When Dr. Abt finished his premedical work at Johns Hopkins University, he appealed to Professor Welch for advice as to the best medical school to go to. The Johns Hopkins Medical School was not started until five years later. Dr. Welch assured him that no medical school of that day was "too good" and added: "It won't make any difference where you go. Everything depends on you." That he spoke wisely then, as always, is demonstrated in this little book.

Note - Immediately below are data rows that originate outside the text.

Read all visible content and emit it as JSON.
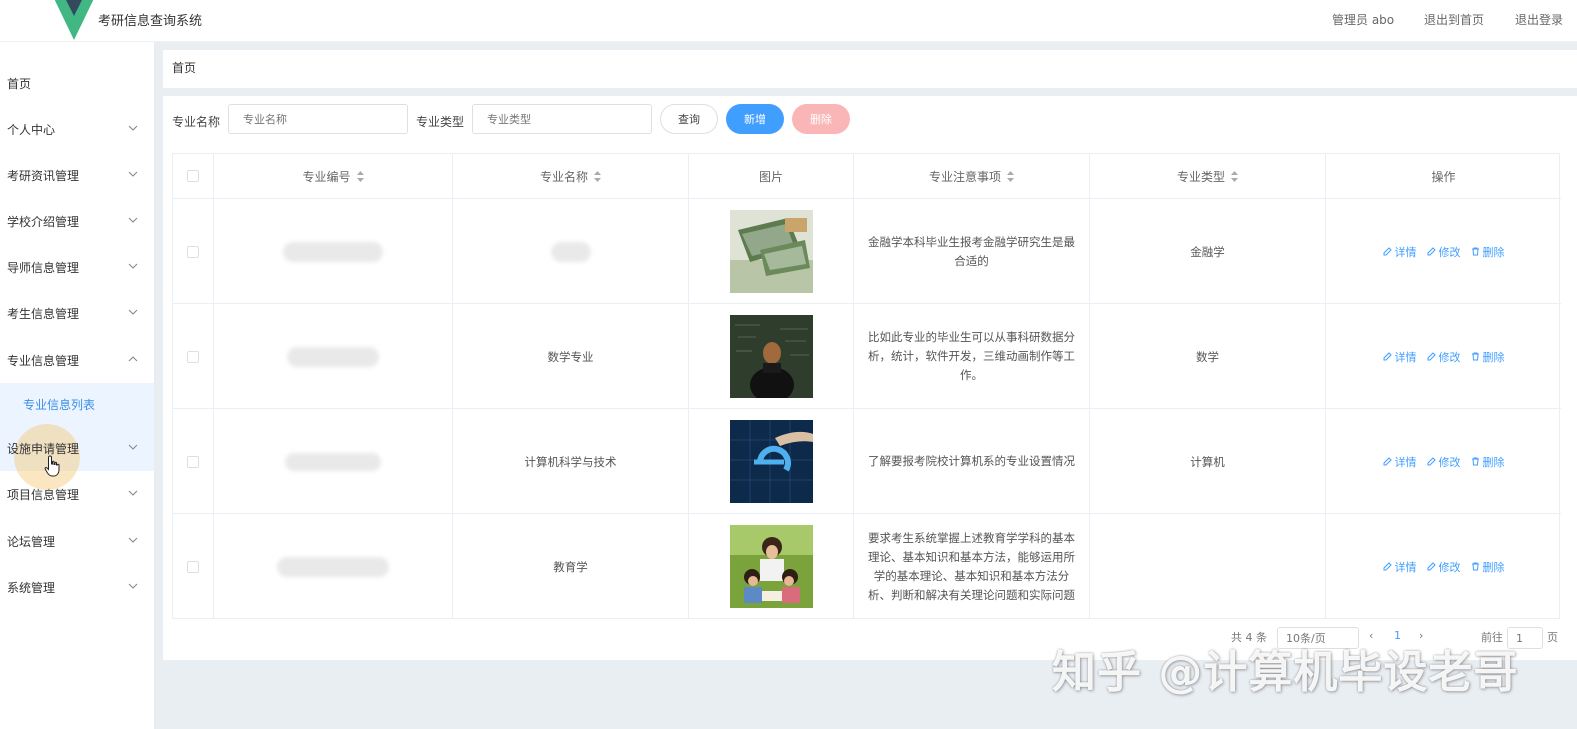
{
  "header": {
    "app_title": "考研信息查询系统",
    "admin_label": "管理员 abo",
    "back_home": "退出到首页",
    "logout": "退出登录"
  },
  "sidebar": {
    "items": [
      {
        "label": "首页",
        "has_chevron": false
      },
      {
        "label": "个人中心",
        "has_chevron": true
      },
      {
        "label": "考研资讯管理",
        "has_chevron": true
      },
      {
        "label": "学校介绍管理",
        "has_chevron": true
      },
      {
        "label": "导师信息管理",
        "has_chevron": true
      },
      {
        "label": "考生信息管理",
        "has_chevron": true
      },
      {
        "label": "专业信息管理",
        "has_chevron": true,
        "expanded": true
      },
      {
        "label": "设施申请管理",
        "has_chevron": true
      },
      {
        "label": "项目信息管理",
        "has_chevron": true
      },
      {
        "label": "论坛管理",
        "has_chevron": true
      },
      {
        "label": "系统管理",
        "has_chevron": true
      }
    ],
    "subitem": "专业信息列表"
  },
  "breadcrumb": "首页",
  "search": {
    "name_label": "专业名称",
    "name_placeholder": "专业名称",
    "type_label": "专业类型",
    "type_placeholder": "专业类型",
    "query_btn": "查询",
    "add_btn": "新增",
    "delete_btn": "删除"
  },
  "table": {
    "columns": [
      "专业编号",
      "专业名称",
      "图片",
      "专业注意事项",
      "专业类型",
      "操作"
    ],
    "rows": [
      {
        "name": "",
        "note": "金融学本科毕业生报考金融学研究生是最合适的",
        "type": "金融学",
        "image": "money-photo"
      },
      {
        "name": "数学专业",
        "note": "比如此专业的毕业生可以从事科研数据分析，统计，软件开发，三维动画制作等工作。",
        "type": "数学",
        "image": "chalkboard-photo"
      },
      {
        "name": "计算机科学与技术",
        "note": "了解要报考院校计算机系的专业设置情况",
        "type": "计算机",
        "image": "ie-logo-photo"
      },
      {
        "name": "教育学",
        "note": "要求考生系统掌握上述教育学学科的基本理论、基本知识和基本方法，能够运用所学的基本理论、基本知识和基本方法分析、判断和解决有关理论问题和实际问题",
        "type": "",
        "image": "mother-children-photo"
      }
    ],
    "ops": {
      "detail": "详情",
      "edit": "修改",
      "delete": "删除"
    }
  },
  "pagination": {
    "total": "共 4 条",
    "page_size": "10条/页",
    "goto": "前往",
    "page": "1",
    "page_suffix": "页"
  },
  "watermark": "知乎 @计算机毕设老哥",
  "colors": {
    "accent": "#409eff",
    "danger_light": "#fab6b6",
    "active_bg": "#ecf5ff"
  }
}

As compared with modern standards of medical education, the medical schools of that day were "none too good." Most of them still had only an ungraded course of two terms of six months each, but the old Chicago Medical College, a department of Northwestern University, offered a graded course of three terms of nine months each, the first medical school to do so in this country, and it was in